TASK PROMPT:
In the material below, find all lines with the string "Employees" and copy them.
SOURCE MATERIAL section start
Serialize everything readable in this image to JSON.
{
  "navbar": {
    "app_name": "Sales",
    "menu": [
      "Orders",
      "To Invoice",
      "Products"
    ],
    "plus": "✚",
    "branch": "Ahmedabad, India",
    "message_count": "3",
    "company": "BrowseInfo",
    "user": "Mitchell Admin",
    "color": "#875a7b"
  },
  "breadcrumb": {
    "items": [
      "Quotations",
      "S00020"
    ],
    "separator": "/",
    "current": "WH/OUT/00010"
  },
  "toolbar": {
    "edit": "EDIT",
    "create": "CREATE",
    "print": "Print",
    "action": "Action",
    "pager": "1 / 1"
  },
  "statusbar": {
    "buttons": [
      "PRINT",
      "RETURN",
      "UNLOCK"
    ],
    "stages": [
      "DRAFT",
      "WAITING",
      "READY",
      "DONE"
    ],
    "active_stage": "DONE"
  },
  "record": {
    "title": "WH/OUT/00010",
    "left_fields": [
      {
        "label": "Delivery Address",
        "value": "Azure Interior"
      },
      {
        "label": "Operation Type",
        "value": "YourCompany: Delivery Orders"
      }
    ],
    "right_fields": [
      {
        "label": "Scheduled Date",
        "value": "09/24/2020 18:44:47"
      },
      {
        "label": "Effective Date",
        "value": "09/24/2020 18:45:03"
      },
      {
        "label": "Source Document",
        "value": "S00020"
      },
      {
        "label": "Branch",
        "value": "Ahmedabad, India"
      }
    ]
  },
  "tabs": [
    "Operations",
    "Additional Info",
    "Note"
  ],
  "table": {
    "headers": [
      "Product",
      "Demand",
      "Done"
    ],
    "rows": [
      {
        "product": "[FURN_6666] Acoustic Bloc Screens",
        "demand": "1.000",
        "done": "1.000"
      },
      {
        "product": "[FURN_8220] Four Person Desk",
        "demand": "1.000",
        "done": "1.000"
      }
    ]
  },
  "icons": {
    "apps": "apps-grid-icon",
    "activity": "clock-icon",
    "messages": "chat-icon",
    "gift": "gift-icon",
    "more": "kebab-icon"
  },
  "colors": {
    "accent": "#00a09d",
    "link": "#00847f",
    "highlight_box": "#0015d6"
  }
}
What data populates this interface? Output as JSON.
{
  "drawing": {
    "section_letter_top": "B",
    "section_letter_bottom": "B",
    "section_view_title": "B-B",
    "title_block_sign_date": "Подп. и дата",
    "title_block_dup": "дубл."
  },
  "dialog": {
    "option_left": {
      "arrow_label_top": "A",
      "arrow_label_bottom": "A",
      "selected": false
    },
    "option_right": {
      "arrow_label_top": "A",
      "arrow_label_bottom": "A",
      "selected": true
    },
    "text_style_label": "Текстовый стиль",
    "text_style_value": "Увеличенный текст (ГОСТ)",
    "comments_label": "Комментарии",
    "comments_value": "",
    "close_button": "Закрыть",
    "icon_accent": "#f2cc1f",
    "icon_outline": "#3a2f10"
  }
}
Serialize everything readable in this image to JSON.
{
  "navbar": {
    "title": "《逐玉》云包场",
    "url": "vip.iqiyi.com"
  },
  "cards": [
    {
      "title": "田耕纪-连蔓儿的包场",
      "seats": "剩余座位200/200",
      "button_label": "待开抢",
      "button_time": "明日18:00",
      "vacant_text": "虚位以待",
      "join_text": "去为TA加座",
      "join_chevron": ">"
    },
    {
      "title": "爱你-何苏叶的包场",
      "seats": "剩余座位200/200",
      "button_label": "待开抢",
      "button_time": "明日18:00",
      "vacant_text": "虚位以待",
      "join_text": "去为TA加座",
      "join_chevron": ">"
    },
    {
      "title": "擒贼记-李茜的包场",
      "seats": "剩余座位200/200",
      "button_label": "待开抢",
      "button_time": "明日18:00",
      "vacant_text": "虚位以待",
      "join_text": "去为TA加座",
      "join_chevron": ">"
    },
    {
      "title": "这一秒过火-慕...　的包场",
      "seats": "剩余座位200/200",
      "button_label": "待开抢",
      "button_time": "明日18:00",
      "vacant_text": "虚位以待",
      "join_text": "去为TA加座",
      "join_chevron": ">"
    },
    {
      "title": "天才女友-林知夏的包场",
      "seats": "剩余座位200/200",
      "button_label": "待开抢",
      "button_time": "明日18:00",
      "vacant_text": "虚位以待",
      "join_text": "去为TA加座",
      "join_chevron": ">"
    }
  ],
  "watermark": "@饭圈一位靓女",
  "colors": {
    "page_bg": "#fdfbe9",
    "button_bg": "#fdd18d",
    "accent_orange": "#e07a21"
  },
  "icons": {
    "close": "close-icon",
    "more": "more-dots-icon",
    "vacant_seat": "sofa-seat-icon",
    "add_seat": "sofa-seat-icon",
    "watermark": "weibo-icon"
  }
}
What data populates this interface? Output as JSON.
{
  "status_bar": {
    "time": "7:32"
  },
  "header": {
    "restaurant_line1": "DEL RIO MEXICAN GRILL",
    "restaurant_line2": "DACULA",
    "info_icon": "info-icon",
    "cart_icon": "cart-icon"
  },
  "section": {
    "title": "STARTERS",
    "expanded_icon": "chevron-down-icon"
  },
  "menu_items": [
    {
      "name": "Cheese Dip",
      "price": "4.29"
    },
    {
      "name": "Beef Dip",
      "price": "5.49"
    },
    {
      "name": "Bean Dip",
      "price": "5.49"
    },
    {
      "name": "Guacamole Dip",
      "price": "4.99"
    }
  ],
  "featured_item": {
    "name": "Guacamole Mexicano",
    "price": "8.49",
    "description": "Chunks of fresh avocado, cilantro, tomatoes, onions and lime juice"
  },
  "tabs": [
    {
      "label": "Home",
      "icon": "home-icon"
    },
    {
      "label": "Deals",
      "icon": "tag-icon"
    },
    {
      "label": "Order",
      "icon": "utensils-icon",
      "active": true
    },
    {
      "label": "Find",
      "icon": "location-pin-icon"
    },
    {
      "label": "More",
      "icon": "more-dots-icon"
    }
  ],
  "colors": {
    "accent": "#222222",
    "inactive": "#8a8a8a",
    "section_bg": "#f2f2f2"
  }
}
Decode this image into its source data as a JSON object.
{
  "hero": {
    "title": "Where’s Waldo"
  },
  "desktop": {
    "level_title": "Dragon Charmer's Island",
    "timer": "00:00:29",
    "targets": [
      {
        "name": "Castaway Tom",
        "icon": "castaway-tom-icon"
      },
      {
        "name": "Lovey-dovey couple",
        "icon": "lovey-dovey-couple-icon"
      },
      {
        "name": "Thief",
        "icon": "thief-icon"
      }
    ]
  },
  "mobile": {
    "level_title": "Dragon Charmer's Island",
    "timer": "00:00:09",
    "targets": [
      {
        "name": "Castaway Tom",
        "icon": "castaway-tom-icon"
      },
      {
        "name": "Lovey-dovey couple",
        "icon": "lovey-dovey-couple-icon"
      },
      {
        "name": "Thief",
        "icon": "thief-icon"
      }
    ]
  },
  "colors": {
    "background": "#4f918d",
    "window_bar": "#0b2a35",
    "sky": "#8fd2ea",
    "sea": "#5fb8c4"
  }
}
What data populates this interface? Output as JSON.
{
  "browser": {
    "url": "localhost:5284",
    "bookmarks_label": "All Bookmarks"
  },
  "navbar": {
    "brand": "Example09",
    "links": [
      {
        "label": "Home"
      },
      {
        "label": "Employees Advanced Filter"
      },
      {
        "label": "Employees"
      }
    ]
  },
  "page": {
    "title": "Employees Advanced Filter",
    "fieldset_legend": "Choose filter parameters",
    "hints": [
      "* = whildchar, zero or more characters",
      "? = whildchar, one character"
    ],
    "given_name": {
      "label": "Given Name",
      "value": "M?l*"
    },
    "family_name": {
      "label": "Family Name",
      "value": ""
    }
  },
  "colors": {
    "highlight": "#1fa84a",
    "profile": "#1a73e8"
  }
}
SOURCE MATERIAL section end
OUTPUT OF THE EXERCISE:
        "label": "Employees Advanced Filter"
        "label": "Employees"
    "title": "Employees Advanced Filter",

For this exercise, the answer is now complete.